Meet in The Mountains

It’s no secret that “glamping” meetings are the hot trend, but in many ways, the idea is nothing new.

For as long as groups have been getting together, they have been getting away from it all for retreats and planning sessions to draw inspiration from the fresh air and scenery of mountain destinations.

Now, studies have proven that moving around and getting outside not only is a healthy break from our usual office environment but also has tangible results. A powerful 2008 study from the University of Michigan demonstrated that the restorative effects of exposure to nature increase focus, and a 2014 study from Stanford University found that creative output is increased by an average of 60 percent while walking.

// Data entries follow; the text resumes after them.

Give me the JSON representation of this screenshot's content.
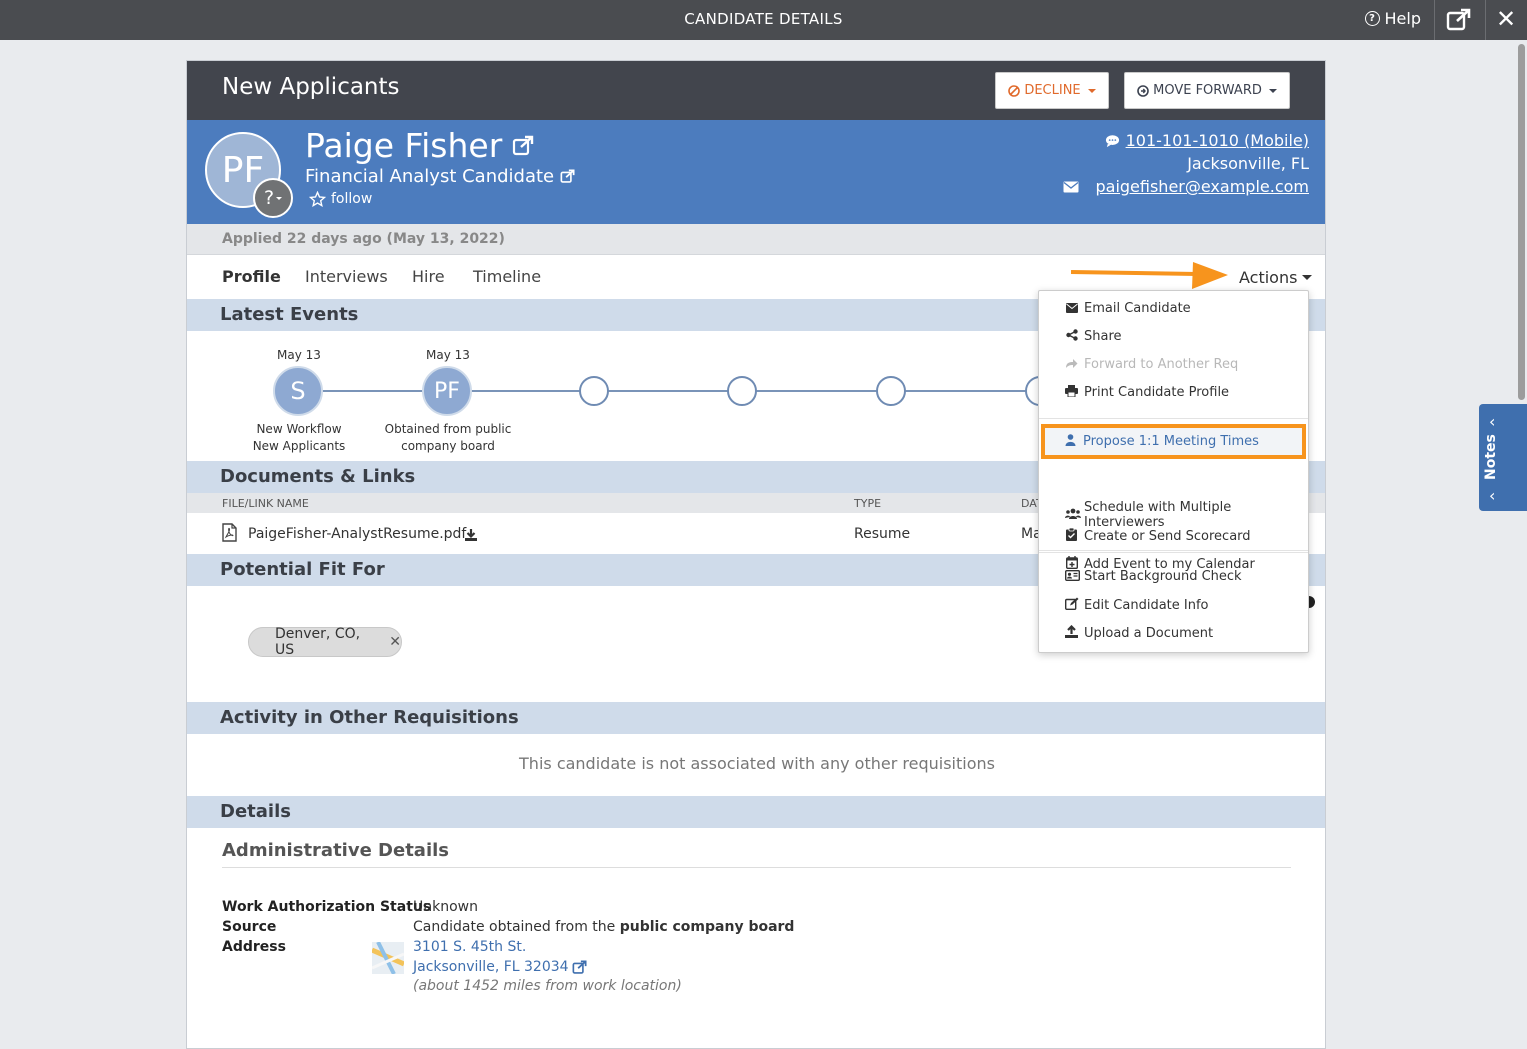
{
  "topbar": {
    "title": "CANDIDATE DETAILS",
    "help": "Help"
  },
  "header": {
    "stage": "New Applicants",
    "decline": "DECLINE",
    "move_forward": "MOVE FORWARD"
  },
  "candidate": {
    "initials": "PF",
    "avatar_q": "?",
    "name": "Paige Fisher",
    "job": "Financial Analyst Candidate",
    "follow": "follow",
    "phone": "101-101-1010 (Mobile)",
    "location": "Jacksonville, FL",
    "email": "paigefisher@example.com"
  },
  "applied": "Applied 22 days ago (May 13, 2022)",
  "tabs": [
    "Profile",
    "Interviews",
    "Hire",
    "Timeline"
  ],
  "actions_label": "Actions",
  "sections": {
    "latest_events": "Latest Events",
    "documents": "Documents & Links",
    "fit": "Potential Fit For",
    "activity": "Activity in Other Requisitions",
    "details": "Details"
  },
  "events": [
    {
      "date": "May 13",
      "initial": "S",
      "label1": "New Workflow",
      "label2": "New Applicants"
    },
    {
      "date": "May 13",
      "initial": "PF",
      "label1": "Obtained from public",
      "label2": "company board"
    }
  ],
  "documents": {
    "columns": {
      "name": "FILE/LINK NAME",
      "type": "TYPE",
      "date": "DAT"
    },
    "rows": [
      {
        "name": "PaigeFisher-AnalystResume.pdf",
        "type": "Resume",
        "date": "Ma"
      }
    ]
  },
  "fit_chip": "Denver, CO, US",
  "activity_empty": "This candidate is not associated with any other requisitions",
  "admin": {
    "title": "Administrative Details",
    "work_auth_label": "Work Authorization Status",
    "work_auth_value": "Unknown",
    "source_label": "Source",
    "source_value_prefix": "Candidate obtained from the ",
    "source_value_bold": "public company board",
    "address_label": "Address",
    "address_line1": "3101 S. 45th St.",
    "address_line2": "Jacksonville, FL 32034",
    "address_distance": "(about 1452 miles from work location)"
  },
  "menu": {
    "group1": [
      "Email Candidate",
      "Share",
      "Forward to Another Req",
      "Print Candidate Profile"
    ],
    "group2": [
      "Propose 1:1 Meeting Times",
      "Schedule with Multiple Interviewers",
      "Create or Send Scorecard",
      "Add Event to my Calendar"
    ],
    "group3": [
      "Start Background Check",
      "Edit Candidate Info",
      "Upload a Document"
    ]
  },
  "notes_label": "Notes",
  "colors": {
    "accent": "#4c7cbe",
    "highlight": "#f7941d",
    "decline": "#e06a2c",
    "header": "#42454d"
  }
}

Throughout North Carolina and South Carolina, mountain destinations offer opportunities for retreat and relaxation. Here are four mountain towns that make great meeting sites for groups looking to escape the concrete jungle.


Highlands, North Carolina

When it comes to couples planning a wedding in North Carolina, Highlands’ allure is so strong that it’s now second only to Charleston, said Jennifer Cunningham, director of the Highlands Visitor Center. “But even folks from Charleston come here to get away.”

“There’s two to five weddings here a weekend, but if you plan ahead, there’s no problem for meetings to get space,” she said.

The same things that draw weddings make Highlands an enjoyable place for a meeting when you need to get away from it all in a rustic — but not overly so — atmosphere. Of the main restaurants downtown large enough to take a group, five have received the Wine Spectator award of excellence.

Highlands was named one of America’s top 12 small-town ArtPlaces in 2013, and many of the famous arts venues are also available for groups. The visitor center can coordinate a special behind-the-art-scene package that includes taking in a private showing at the playhouse, a reception at the Bascom Center for the Visual Arts and a pottery-making class capped off by a private tour of Highlands’ photogenic waterfalls so groups can make their own photographic art.

If your attendees are driving in, keep in mind that the location can be a double-edged sword. “You can’t drive straight in,” said Cunningham. “We are a remote town. Once you get off any of the main highways, it’s two-lane roads. But that is part of the appeal.”